**What is being asked:**
Read through the lines below for the string "title" and copy each one that has it.

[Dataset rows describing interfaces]
-------------------------

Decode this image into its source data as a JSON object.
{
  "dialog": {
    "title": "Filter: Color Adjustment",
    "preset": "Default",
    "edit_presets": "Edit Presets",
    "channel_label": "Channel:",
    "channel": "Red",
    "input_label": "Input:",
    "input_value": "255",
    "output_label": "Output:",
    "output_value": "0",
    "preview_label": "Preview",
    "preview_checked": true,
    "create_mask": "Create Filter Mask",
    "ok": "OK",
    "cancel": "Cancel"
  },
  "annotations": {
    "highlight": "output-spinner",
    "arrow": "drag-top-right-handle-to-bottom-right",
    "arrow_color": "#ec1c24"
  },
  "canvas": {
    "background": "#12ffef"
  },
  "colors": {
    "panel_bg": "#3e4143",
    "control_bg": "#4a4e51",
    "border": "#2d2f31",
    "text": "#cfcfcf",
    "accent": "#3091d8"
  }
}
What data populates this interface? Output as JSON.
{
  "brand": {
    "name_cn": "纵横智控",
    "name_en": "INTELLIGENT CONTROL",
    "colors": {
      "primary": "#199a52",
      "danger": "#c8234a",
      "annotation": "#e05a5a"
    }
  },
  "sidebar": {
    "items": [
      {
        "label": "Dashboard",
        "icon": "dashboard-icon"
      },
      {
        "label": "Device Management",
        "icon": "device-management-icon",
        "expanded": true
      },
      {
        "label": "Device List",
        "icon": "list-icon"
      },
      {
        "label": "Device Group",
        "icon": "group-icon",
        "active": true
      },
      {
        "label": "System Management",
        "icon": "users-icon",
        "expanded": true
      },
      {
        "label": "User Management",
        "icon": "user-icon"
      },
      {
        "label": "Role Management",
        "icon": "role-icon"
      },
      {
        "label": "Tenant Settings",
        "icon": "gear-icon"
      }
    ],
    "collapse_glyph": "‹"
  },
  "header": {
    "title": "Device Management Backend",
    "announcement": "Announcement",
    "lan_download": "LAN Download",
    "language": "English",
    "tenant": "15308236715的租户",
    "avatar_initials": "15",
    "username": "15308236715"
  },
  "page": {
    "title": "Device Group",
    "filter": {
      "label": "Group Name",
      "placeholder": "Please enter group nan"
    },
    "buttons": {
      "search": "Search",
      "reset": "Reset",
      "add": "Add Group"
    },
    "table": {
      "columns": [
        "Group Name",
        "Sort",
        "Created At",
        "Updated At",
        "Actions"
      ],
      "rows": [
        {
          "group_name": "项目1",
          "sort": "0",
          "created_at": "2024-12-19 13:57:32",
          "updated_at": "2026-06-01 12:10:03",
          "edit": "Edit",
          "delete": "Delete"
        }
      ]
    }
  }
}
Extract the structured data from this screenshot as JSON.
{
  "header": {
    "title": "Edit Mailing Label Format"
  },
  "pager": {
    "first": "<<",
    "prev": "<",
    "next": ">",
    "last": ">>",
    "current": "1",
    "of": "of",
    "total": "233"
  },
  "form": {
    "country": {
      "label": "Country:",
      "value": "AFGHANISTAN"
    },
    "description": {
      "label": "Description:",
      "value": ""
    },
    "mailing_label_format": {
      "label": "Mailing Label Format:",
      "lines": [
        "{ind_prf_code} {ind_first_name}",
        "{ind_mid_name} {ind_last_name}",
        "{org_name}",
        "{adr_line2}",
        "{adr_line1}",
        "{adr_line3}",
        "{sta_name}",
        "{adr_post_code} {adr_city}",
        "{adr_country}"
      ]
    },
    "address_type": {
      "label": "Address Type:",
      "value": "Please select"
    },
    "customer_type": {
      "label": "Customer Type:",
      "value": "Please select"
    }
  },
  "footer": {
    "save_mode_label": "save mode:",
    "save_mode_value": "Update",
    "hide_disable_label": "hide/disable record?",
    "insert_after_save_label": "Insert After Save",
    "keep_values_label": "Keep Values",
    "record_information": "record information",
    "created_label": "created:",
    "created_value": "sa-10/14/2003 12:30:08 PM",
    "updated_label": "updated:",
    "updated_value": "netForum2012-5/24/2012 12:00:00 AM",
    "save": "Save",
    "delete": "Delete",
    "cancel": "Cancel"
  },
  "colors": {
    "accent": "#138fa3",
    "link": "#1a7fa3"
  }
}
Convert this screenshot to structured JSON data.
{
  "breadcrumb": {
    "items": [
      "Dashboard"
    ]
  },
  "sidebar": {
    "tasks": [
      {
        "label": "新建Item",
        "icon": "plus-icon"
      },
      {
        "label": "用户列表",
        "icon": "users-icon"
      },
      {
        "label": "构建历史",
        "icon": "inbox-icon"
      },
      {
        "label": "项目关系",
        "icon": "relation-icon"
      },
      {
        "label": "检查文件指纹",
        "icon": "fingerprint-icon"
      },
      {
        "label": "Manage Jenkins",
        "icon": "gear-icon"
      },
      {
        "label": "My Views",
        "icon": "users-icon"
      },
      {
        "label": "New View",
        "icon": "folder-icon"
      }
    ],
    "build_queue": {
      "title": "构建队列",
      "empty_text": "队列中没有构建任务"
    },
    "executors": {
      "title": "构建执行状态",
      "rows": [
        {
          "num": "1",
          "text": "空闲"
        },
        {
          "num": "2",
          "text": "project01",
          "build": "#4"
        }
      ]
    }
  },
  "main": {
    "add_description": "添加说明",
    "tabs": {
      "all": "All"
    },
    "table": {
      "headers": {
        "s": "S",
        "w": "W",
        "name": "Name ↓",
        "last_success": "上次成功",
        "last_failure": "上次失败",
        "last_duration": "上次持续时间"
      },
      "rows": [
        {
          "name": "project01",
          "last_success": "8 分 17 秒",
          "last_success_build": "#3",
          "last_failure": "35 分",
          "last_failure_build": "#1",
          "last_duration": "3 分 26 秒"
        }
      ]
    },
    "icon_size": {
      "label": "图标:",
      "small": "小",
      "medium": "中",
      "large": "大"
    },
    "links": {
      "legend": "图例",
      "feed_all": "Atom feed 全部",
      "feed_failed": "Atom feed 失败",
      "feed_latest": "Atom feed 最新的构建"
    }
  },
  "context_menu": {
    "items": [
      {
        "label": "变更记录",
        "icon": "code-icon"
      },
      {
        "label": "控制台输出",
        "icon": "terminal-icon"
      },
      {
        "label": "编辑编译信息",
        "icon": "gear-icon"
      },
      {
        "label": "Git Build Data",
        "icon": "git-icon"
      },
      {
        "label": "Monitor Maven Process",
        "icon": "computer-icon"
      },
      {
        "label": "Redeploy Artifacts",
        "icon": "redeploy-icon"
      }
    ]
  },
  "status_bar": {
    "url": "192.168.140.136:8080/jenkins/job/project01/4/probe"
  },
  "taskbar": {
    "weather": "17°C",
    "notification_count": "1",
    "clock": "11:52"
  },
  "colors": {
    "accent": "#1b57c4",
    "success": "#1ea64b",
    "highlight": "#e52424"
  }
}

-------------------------

**Solution:**
    "title": "Filter: Color Adjustment",
    "title": "Device Management Backend",
    "title": "Device Group",
    "title": "Edit Mailing Label Format"
      "title": "构建队列",
      "title": "构建执行状态",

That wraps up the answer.